Hosni Mubarak looking strangely like Silvio Berlusconi (who also doesn’t get it) has handed over power. Once the middle classes – especially when thousands of doctors and the elderly – joined the young, it was probably all over. But earlier that evening it had looked like a dangerous stalemate. I made the mistake of watching the remarkable Peter Watkins film made in 2000 of the 1871 Paris Commune and the role of the media – and went to bed listening to all night radio full of dread of a mighty massacre. Then it was all over.
Western leaders seem to be welcoming the change in tones both avuncular and hesitant. An Egypt directing its own affairs, influencing the rest of the Arab League to do the same, is a whole new world.
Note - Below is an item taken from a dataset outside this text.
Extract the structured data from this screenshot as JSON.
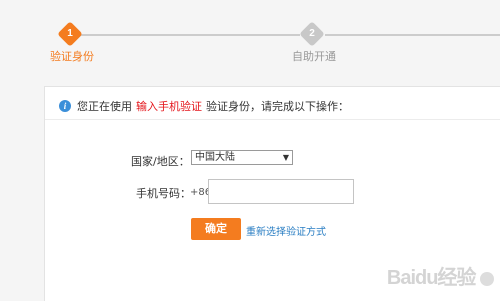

The Western media, especially those whose journalists weren’t in Cairo or Alexandria, has largely erupted into worried negativity, evidence of just how far the caricatures and fear of Islam has penetrated since 9/11.
The Muslim world is not all the same.Turkey is not Saudi Arabia.Yemen is not the Lebanon. Indonesia’s transition to democracy was peaceful. Eqypt is more secular, more educated, more cosmopolitan than we often recognise. It is also much younger and poorer than we can comprehend. Many of the institutions needed for the next stages already exist but aren’t the same as ours. The task is enormous. We might even learn a thing or two.